Rural parents indicate they have fewer good options for schools, but also view charter schools less favorably.
Nearly half of rural parents indicate they have access to only one or no good schools for their children. This compares to over two-thirds of urban and suburban parents who report having at least a few good options. But at the same time, rural parents are much less supportive of an expanding charter sector, the most common public school choice option. Rural parents view opening more charter schools as a low priority, are less likely to believe charter schools provide good options for low-income families, and are more likely to believe that charter schools divert resources from traditional public schools.

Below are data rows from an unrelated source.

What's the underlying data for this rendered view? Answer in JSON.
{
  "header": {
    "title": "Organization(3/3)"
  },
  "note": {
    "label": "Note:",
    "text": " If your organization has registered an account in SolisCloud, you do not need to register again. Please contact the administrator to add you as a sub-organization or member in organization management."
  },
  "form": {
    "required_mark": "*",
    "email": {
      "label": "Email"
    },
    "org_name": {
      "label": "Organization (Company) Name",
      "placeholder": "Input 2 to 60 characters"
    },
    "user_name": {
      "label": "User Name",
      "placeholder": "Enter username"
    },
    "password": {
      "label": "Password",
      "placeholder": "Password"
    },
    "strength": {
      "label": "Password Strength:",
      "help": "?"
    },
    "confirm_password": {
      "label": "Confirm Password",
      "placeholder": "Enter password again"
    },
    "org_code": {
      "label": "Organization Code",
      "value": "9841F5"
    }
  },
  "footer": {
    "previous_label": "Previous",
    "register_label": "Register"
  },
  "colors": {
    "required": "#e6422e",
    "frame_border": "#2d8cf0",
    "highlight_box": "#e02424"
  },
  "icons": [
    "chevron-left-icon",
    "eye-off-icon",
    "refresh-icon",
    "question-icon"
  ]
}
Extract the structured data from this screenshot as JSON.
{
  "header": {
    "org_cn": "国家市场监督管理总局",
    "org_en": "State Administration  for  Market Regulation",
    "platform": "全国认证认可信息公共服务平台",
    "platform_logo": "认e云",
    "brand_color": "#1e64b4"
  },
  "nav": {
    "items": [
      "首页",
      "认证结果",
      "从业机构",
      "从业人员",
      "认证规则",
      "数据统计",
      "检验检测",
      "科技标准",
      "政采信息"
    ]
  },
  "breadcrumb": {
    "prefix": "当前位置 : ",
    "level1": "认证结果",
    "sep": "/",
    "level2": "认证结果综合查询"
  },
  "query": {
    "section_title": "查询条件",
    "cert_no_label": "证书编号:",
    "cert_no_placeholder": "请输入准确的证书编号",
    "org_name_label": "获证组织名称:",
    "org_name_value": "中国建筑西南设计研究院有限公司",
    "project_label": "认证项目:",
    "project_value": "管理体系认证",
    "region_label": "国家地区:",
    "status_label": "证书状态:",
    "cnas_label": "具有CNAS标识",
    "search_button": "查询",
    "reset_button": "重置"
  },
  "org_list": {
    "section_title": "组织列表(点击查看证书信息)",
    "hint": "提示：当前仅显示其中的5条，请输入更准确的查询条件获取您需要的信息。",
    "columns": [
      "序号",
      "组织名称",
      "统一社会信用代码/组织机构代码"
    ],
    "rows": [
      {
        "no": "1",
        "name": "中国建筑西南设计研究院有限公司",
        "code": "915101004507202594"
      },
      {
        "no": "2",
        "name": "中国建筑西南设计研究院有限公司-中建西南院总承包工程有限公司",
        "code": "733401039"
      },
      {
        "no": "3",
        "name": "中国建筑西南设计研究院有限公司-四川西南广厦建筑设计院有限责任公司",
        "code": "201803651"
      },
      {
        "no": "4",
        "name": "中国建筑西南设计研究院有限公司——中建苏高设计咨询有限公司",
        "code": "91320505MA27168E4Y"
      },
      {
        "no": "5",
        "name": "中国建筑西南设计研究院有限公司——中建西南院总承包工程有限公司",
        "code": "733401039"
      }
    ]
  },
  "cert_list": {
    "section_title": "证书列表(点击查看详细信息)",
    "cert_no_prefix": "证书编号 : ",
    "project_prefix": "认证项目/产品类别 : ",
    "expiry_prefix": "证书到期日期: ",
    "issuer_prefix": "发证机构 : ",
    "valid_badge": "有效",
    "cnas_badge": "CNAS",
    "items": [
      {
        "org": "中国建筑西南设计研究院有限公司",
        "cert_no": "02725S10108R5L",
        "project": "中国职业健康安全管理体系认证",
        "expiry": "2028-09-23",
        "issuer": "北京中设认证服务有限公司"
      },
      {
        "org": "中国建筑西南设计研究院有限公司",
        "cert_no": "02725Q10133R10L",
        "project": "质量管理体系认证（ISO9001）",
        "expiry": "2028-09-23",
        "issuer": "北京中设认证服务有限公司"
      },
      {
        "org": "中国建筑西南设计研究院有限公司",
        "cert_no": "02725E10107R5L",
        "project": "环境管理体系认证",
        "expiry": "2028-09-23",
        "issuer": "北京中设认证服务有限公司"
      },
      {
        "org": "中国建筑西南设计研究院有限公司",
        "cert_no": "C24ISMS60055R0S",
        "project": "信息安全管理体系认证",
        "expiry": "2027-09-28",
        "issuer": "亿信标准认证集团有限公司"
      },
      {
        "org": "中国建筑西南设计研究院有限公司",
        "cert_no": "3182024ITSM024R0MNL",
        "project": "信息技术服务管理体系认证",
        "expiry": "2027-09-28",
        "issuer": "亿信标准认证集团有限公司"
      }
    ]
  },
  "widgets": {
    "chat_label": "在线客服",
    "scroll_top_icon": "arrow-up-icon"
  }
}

The lack of options for rural parents reflects the reality of many rural communities where sparse populations mean that a critical mass of students needed to support multiple schools just doesn’t exist. And the relative scarcity of charter schools in rural settings may also color perceptions. There are simply few rural charters to highlight at all, much less highly successful ones. And where district schools play a central role in the social fabric and economy of rural places, this lack of positive experience may exacerbate perceptions of charters as unwelcome interlopers.
Rural parents attribute success in school to students, but believe that schools are ultimately responsible for preventing failure.
More than urban and suburban parents, rural parents credit students themselves (versus families) when they are successful in school. At the same time, more rural parents believe that schools bear the responsibility for ensuring that low income students don’t fall behind. These attitudes contrast with the perceptions of urban parents, who were less likely to cite schools as primarily responsible for ensuring that low-income kids keep up and more often looked to families to play that role.
And only about 1 in 3 rural parents thinks standardized tests are fair or that they have a positive effect on the school system.
In contrast, the majority of urban parents view testing positively. So again, rural parents’ stronger views that education institutions serve as the safety net for at-risk students diverge from feelings about the structures in place (test-based accountability) to help ensure that the safety net works.
While rural schools face many of the same challenges as schools everywhere—lagging or stagnant achievement, poverty, poor post-secondary participation—education policy tends toward solutions built on an urban framework that may not translate well to rural communities.
So the disconnect between what rural parents believe about what schools can and should do and feelings about whether the current system actually does those things in their communities is not all that surprising. The challenge for policymakers is identifying the levers that work best for rural schools to deliver on the faith rural communities place in them.